Directions for this task: Which of the lines in the records below hold the string "JSON"? Copy every one of them.

Data extracts:
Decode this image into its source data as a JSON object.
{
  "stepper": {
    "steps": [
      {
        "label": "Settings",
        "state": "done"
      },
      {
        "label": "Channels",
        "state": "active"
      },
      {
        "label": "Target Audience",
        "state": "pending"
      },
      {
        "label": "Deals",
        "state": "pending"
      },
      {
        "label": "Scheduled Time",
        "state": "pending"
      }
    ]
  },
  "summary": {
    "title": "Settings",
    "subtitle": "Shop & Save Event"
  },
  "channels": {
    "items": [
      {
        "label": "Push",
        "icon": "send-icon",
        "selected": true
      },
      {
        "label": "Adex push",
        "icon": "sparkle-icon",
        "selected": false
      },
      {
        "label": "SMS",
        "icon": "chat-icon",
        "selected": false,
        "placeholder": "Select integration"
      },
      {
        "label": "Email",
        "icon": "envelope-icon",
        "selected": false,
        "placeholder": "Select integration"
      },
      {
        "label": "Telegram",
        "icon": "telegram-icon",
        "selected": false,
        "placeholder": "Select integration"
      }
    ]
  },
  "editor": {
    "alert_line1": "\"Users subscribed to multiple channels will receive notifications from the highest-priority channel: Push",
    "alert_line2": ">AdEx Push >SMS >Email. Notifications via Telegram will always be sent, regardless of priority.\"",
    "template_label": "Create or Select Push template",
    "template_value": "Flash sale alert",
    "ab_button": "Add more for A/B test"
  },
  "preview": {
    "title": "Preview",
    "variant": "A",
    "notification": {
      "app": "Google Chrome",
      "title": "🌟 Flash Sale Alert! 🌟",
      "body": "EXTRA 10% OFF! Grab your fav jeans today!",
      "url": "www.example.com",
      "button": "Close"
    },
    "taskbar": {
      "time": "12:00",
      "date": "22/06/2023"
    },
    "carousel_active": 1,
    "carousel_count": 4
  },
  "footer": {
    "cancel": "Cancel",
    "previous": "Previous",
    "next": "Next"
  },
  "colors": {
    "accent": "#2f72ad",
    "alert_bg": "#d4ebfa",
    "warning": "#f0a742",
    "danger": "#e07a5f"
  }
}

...

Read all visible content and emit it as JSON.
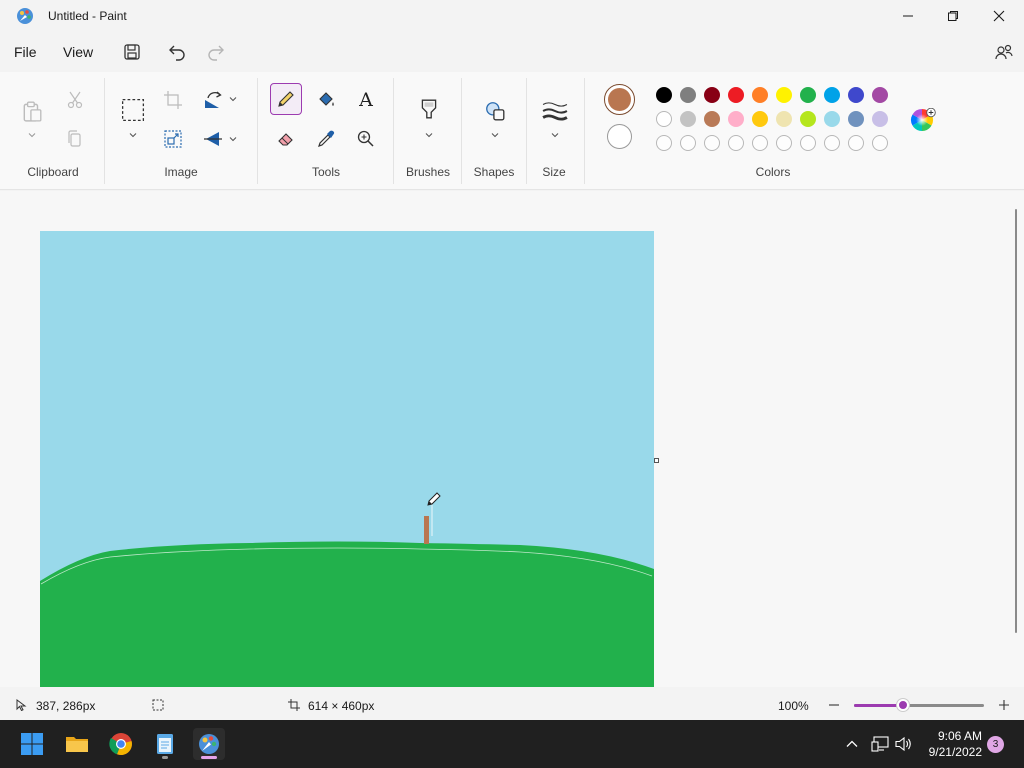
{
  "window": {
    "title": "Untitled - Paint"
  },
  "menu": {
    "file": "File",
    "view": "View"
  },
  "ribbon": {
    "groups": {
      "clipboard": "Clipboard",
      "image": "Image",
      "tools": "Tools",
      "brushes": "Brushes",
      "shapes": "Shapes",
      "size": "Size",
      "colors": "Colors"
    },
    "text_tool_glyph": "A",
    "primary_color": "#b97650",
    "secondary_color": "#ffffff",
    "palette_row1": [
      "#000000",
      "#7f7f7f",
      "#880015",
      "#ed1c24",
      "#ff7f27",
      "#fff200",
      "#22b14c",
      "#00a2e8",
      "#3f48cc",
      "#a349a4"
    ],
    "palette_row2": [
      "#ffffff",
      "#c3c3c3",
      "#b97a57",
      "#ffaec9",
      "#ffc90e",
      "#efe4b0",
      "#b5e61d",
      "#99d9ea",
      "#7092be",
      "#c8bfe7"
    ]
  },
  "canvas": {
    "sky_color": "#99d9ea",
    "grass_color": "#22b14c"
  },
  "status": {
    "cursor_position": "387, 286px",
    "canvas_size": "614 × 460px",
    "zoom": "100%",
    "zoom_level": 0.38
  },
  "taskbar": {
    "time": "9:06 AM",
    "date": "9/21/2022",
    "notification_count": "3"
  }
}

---

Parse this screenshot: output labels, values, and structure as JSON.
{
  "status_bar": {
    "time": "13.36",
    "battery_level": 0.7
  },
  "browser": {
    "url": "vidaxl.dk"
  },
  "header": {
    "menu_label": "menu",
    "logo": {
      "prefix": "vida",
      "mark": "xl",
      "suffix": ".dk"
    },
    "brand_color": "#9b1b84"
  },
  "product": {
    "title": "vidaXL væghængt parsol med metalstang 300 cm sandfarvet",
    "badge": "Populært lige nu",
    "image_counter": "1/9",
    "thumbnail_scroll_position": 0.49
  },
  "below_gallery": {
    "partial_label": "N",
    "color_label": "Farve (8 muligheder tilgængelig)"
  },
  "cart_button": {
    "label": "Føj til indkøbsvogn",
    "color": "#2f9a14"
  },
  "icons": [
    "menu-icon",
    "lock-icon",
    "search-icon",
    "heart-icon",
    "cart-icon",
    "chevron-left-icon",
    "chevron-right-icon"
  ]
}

Solution to this task:
Decode this image into its source data as a JSON object.
Read all visible content and emit it as JSON.
Parse this screenshot: output labels, values, and structure as JSON.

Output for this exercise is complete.